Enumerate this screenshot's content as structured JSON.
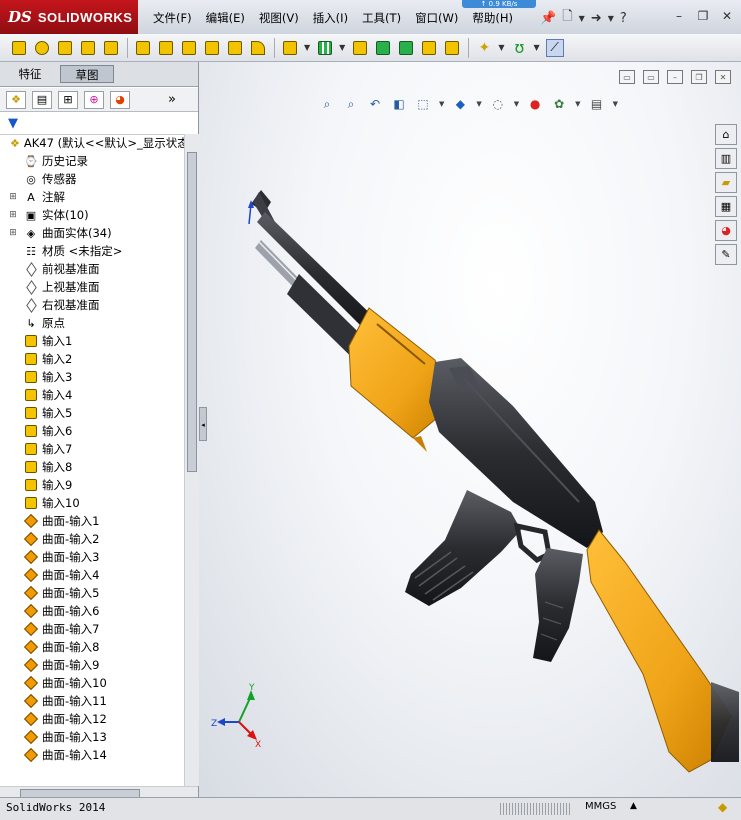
{
  "app": {
    "logo_ds": "DS",
    "logo_name": "SOLIDWORKS",
    "speed_badge": "↑ 0.9 KB/s"
  },
  "menu": [
    "文件(F)",
    "编辑(E)",
    "视图(V)",
    "插入(I)",
    "工具(T)",
    "窗口(W)",
    "帮助(H)"
  ],
  "title_icons": [
    "pin-icon",
    "new-document-icon",
    "open-icon",
    "help-icon"
  ],
  "window_controls": {
    "minimize": "–",
    "restore": "❐",
    "close": "✕"
  },
  "tabs": {
    "feature": "特征",
    "sketch": "草图"
  },
  "tree": {
    "root": "AK47  (默认<<默认>_显示状态",
    "items": [
      {
        "label": "历史记录",
        "icon": "history-icon"
      },
      {
        "label": "传感器",
        "icon": "sensor-icon"
      },
      {
        "label": "注解",
        "icon": "annotation-icon",
        "expandable": true
      },
      {
        "label": "实体(10)",
        "icon": "solid-body-icon",
        "expandable": true
      },
      {
        "label": "曲面实体(34)",
        "icon": "surface-body-icon",
        "expandable": true
      },
      {
        "label": "材质 <未指定>",
        "icon": "material-icon"
      },
      {
        "label": "前视基准面",
        "icon": "plane-icon"
      },
      {
        "label": "上视基准面",
        "icon": "plane-icon"
      },
      {
        "label": "右视基准面",
        "icon": "plane-icon"
      },
      {
        "label": "原点",
        "icon": "origin-icon"
      },
      {
        "label": "输入1",
        "icon": "import-icon"
      },
      {
        "label": "输入2",
        "icon": "import-icon"
      },
      {
        "label": "输入3",
        "icon": "import-icon"
      },
      {
        "label": "输入4",
        "icon": "import-icon"
      },
      {
        "label": "输入5",
        "icon": "import-icon"
      },
      {
        "label": "输入6",
        "icon": "import-icon"
      },
      {
        "label": "输入7",
        "icon": "import-icon"
      },
      {
        "label": "输入8",
        "icon": "import-icon"
      },
      {
        "label": "输入9",
        "icon": "import-icon"
      },
      {
        "label": "输入10",
        "icon": "import-icon"
      },
      {
        "label": "曲面-输入1",
        "icon": "surface-import-icon"
      },
      {
        "label": "曲面-输入2",
        "icon": "surface-import-icon"
      },
      {
        "label": "曲面-输入3",
        "icon": "surface-import-icon"
      },
      {
        "label": "曲面-输入4",
        "icon": "surface-import-icon"
      },
      {
        "label": "曲面-输入5",
        "icon": "surface-import-icon"
      },
      {
        "label": "曲面-输入6",
        "icon": "surface-import-icon"
      },
      {
        "label": "曲面-输入7",
        "icon": "surface-import-icon"
      },
      {
        "label": "曲面-输入8",
        "icon": "surface-import-icon"
      },
      {
        "label": "曲面-输入9",
        "icon": "surface-import-icon"
      },
      {
        "label": "曲面-输入10",
        "icon": "surface-import-icon"
      },
      {
        "label": "曲面-输入11",
        "icon": "surface-import-icon"
      },
      {
        "label": "曲面-输入12",
        "icon": "surface-import-icon"
      },
      {
        "label": "曲面-输入13",
        "icon": "surface-import-icon"
      },
      {
        "label": "曲面-输入14",
        "icon": "surface-import-icon"
      }
    ]
  },
  "triad": {
    "x": "X",
    "y": "Y",
    "z": "Z"
  },
  "status": {
    "app": "SolidWorks 2014",
    "units": "MMGS"
  },
  "colors": {
    "wood": "#f4a81c",
    "metal": "#2b2d31",
    "logo_red": "#c4161c"
  }
}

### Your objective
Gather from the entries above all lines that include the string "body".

### Solution to the problem
        "icon": "solid-body-icon",
        "icon": "surface-body-icon",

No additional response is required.